Records excerpted from a collection:
* * *

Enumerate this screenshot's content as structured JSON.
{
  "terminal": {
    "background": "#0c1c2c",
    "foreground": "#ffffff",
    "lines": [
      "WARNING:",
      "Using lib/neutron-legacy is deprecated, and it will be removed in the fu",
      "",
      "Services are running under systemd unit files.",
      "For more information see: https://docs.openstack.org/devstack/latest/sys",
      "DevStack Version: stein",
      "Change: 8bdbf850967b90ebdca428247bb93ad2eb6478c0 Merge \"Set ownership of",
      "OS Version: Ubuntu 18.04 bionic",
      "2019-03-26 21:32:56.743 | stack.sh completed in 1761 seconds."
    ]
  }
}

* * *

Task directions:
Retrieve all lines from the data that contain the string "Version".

Task response:
      "DevStack Version: stein",
      "OS Version: Ubuntu 18.04 bionic",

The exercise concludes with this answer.